At the end of the day, Wayne deemed his first day a success and we gladly drove to the lovely Marriott. It is located right next to a HUGE Chrysler plant/complex. When we stayed there four years ago, the place was humming 24/7. This year it was empty. Vacant. Nada. "Lease Available" signs all over. Holy wah, if that isn't an indication of the economic suicide of the Bush administration, I don't know what is. Chilling.

But, the lovely hotel was doing great biz and was full of a multicultural wedding party (as it had been our previous stay). This time post-shower we went to dinner at a reasonably nice Italian restaurant within walking distance. No wedding crashing for us, too tired, possibly too white, and just not even interested.

Up early again, and Wayne is happily ensconced in his booth while I get to take a run, mess around, etc. I managed to grab all our stuff and check out and still get to the fair with a couple of hours left. The weather had been lovely, sunny, not too hot, breezy. By the end of art fair day two, however, a person always seems to be exhausted. We struck the booth (a theatre term for dismantling a set - I don't know if it's commonly used but seems the best term to me) and loaded the trailer and headed home. I had a cool bottle of champagne waiting to celebrate Wayne's first art fair of the season and we toasted our good fortune. It was great to get home having actually made a profit, having made good contacts, and looking forward to the road ahead. Next up, East Lansing - home of Michigan State University and the Spartans. Little did we know what was in store for us!

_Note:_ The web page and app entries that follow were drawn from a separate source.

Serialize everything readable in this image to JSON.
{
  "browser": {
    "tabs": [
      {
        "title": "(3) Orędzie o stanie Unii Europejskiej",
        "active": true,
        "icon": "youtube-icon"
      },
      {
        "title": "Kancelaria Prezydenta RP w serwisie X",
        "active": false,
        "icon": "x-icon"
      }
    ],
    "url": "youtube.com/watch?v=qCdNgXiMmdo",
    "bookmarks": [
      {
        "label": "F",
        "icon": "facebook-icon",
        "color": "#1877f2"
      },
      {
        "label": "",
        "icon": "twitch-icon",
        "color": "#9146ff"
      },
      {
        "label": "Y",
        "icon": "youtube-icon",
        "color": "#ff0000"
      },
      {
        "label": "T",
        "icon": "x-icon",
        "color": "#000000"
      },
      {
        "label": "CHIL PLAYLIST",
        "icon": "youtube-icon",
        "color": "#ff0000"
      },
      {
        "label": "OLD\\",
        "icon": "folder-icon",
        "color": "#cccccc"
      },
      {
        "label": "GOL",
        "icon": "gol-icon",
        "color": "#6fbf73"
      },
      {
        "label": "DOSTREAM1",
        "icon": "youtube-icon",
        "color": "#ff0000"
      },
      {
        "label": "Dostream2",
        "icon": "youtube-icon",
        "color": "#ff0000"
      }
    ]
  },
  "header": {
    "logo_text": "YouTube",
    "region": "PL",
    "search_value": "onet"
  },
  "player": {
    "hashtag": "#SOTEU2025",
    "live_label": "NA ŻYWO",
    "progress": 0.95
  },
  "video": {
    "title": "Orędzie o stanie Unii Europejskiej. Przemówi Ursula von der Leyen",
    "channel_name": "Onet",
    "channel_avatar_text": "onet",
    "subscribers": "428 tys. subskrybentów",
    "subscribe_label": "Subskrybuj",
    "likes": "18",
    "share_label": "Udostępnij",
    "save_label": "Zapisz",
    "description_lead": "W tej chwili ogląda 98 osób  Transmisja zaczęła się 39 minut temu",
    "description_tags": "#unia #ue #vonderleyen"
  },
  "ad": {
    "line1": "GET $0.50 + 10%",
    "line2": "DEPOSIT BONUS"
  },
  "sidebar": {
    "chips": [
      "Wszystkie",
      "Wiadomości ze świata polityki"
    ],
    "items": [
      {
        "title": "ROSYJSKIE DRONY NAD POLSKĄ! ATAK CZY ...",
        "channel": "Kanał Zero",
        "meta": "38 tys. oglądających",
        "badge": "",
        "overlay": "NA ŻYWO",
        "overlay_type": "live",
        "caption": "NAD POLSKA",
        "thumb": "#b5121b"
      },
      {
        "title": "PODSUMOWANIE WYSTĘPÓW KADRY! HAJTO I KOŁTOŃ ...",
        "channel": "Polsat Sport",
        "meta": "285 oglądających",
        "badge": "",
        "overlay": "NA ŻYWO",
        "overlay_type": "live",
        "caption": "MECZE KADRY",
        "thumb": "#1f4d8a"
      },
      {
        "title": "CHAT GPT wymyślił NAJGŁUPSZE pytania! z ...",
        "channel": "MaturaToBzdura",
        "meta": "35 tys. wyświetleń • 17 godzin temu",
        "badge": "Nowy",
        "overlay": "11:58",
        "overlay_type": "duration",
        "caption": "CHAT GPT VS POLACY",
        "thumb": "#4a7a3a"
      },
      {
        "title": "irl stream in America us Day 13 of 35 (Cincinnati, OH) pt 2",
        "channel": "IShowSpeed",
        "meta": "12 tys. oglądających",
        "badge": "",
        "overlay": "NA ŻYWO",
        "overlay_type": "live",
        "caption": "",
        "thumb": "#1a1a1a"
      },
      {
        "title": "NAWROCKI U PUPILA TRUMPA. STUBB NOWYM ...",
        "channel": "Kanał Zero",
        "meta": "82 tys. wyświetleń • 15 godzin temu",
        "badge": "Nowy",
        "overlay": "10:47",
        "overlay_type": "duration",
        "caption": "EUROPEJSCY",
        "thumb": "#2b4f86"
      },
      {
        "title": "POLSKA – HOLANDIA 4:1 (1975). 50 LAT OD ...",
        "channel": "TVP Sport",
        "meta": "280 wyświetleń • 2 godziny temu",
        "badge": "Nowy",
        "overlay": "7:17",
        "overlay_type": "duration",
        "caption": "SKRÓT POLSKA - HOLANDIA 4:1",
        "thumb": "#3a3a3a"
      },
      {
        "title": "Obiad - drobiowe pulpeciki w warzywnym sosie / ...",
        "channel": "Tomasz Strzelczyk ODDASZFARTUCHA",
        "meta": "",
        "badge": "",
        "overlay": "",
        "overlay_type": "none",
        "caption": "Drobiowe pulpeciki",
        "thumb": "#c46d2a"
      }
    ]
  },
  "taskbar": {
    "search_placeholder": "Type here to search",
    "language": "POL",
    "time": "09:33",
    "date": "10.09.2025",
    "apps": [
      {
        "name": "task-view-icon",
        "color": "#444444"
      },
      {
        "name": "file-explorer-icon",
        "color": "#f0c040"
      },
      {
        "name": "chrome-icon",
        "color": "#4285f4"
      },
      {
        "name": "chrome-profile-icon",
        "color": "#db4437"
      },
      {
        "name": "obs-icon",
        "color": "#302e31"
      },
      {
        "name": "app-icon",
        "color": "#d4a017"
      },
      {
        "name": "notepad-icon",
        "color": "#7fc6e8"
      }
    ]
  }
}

Thursday, June 17, 2010

Sorry Wendy, it was too good to pass up...

Art carnies...what a great name for a blog about travelling artists peddling their wares. The credit has to go to Wendy Hill, printmaker extraordinaire. That's exactly what we have felt like - driving to towns big and small across the midwest towing the trailer with the Soob, setting up the show, luring customers, making money (hopefully), and tearing it down again. Just like the voyage to the Bahamas on Cassiopeia, these trips are filled with highs and lows - challenges and rewards. It took a very long time for this image to load, so this preliminary post is only to introduce the subject. Next post: From the Beginning: Birmingham and Beyond!